Information provided:
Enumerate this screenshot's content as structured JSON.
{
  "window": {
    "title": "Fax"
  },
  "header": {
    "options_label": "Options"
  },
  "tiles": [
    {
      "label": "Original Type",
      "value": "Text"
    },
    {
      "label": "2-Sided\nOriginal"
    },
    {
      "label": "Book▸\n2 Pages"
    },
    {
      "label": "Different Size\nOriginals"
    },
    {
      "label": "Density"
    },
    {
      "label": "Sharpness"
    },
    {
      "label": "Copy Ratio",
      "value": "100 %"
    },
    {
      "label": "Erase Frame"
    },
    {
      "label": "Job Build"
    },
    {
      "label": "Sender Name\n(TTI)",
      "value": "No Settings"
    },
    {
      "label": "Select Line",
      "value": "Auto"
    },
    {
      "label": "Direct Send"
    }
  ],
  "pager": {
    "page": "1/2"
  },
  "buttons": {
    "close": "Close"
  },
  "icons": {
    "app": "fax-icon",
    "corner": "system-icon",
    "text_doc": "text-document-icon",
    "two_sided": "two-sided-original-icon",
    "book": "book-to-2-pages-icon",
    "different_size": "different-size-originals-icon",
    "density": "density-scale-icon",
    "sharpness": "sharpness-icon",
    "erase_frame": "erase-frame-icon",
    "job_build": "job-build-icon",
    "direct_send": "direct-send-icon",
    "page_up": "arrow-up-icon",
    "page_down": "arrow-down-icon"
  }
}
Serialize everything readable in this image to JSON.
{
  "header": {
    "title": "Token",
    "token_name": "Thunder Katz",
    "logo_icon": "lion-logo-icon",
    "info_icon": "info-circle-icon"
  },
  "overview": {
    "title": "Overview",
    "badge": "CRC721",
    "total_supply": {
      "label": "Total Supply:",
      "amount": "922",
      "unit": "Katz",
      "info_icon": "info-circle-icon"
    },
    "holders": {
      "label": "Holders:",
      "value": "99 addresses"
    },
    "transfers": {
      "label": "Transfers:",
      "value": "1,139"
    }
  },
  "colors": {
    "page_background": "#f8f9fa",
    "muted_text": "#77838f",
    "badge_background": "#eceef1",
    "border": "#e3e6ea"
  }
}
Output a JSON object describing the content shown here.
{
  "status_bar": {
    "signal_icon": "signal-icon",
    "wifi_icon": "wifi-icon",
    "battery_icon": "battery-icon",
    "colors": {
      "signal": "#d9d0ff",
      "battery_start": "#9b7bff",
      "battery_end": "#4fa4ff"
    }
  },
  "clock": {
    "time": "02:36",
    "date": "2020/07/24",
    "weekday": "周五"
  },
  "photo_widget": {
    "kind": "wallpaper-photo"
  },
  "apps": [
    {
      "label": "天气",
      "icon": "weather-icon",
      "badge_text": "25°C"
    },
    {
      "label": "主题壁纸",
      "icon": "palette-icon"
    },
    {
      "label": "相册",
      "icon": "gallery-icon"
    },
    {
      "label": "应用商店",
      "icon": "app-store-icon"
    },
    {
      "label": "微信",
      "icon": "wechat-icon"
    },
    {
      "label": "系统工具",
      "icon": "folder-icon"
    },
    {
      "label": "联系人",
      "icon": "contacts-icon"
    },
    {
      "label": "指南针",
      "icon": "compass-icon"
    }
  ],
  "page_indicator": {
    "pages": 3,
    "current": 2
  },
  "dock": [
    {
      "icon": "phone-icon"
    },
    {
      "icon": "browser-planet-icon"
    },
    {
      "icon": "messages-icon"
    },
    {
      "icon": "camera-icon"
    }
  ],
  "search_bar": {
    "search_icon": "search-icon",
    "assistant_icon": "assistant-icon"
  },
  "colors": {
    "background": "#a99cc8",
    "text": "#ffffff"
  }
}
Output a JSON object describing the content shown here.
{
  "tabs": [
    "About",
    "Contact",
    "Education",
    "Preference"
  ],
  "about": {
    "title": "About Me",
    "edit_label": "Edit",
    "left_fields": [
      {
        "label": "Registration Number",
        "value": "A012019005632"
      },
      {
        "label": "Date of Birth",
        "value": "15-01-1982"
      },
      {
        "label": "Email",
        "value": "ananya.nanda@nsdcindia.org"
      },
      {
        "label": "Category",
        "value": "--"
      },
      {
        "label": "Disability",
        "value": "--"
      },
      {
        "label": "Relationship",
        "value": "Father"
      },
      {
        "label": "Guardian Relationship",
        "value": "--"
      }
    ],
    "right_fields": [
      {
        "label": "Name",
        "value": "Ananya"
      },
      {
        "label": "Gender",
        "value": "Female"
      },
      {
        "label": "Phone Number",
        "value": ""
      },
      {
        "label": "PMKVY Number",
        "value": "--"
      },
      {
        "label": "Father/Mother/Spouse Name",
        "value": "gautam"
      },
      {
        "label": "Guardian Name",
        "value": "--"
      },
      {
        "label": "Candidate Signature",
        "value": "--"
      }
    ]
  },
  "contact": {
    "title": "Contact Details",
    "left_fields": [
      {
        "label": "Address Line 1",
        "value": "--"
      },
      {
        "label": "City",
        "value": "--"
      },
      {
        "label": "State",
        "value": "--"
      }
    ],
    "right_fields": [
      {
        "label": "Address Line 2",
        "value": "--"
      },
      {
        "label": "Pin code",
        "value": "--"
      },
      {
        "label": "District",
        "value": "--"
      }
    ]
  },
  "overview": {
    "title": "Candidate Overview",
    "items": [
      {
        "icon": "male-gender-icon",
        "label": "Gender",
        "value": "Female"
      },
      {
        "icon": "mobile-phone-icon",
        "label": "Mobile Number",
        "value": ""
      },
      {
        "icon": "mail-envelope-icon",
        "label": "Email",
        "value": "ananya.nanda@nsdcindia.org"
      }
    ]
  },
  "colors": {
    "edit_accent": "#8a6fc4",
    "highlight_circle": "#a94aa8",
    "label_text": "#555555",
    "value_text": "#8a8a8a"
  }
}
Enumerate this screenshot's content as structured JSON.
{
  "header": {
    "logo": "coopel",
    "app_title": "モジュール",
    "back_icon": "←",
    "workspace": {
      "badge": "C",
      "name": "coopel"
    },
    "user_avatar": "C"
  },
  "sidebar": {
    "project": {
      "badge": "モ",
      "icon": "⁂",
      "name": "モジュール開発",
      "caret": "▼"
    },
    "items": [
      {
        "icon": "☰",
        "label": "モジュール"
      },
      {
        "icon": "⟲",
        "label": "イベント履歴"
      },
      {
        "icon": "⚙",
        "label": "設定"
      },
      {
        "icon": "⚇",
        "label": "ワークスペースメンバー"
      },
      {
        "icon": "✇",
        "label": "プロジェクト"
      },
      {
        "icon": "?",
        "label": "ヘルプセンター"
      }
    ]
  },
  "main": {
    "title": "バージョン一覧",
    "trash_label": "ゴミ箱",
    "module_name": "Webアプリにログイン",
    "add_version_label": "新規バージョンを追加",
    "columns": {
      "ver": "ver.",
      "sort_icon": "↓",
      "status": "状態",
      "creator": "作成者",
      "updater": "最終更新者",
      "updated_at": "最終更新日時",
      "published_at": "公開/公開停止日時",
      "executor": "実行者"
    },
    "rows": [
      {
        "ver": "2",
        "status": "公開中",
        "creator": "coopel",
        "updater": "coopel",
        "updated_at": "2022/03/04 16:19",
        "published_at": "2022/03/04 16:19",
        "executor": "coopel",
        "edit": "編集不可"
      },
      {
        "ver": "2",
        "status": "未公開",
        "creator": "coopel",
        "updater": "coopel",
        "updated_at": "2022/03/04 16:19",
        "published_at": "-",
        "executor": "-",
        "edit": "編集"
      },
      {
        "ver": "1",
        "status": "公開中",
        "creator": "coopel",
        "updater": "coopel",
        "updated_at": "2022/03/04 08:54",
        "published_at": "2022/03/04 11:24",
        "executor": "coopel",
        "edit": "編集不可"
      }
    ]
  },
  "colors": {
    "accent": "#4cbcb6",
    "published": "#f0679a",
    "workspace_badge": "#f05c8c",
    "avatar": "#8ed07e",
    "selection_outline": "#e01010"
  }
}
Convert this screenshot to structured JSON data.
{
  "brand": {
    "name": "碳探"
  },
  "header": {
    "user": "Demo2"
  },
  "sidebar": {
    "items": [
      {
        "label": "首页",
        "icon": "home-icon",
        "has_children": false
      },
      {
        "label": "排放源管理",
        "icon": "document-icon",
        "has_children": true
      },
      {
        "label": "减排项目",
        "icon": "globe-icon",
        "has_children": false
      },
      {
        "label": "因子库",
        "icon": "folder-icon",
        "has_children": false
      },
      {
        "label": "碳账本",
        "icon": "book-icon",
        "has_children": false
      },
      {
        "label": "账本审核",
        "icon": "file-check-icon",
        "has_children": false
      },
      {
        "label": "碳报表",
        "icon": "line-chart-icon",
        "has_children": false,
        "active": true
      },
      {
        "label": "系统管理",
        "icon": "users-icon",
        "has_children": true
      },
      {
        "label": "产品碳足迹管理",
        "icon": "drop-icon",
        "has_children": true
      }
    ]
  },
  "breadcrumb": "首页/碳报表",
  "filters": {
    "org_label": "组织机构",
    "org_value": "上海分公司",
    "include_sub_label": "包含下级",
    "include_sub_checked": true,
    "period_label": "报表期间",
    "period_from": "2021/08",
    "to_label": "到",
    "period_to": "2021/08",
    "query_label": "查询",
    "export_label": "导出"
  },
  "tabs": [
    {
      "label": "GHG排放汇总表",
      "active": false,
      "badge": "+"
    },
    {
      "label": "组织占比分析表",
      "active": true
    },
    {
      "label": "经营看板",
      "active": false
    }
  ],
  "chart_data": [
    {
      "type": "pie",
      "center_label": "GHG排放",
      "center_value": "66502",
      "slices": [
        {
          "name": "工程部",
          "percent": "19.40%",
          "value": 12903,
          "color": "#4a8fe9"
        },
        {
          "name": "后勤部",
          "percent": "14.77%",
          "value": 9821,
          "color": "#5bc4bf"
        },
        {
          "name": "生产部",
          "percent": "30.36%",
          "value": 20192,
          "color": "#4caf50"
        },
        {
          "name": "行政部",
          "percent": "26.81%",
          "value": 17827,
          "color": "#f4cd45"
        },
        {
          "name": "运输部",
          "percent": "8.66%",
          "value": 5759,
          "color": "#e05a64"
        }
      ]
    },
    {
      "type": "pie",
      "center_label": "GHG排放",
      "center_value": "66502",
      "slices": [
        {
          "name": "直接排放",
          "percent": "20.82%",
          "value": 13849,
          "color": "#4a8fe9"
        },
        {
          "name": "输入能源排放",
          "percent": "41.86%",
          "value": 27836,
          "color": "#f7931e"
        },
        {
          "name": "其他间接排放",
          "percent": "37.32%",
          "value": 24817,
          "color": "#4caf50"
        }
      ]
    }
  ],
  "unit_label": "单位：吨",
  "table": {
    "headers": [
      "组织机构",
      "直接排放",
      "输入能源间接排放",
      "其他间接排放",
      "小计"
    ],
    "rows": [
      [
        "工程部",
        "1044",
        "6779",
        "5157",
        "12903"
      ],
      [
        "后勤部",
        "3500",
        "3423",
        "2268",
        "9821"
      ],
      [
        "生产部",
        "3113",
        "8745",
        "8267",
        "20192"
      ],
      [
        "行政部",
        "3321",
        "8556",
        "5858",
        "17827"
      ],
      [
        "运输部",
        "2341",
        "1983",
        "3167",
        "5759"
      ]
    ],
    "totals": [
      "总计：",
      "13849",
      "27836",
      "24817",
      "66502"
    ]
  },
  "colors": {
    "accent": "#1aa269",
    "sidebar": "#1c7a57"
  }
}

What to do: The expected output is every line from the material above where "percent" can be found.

Answer to this exercise:
          "percent": "19.40%",
          "percent": "14.77%",
          "percent": "30.36%",
          "percent": "26.81%",
          "percent": "8.66%",
          "percent": "20.82%",
          "percent": "41.86%",
          "percent": "37.32%",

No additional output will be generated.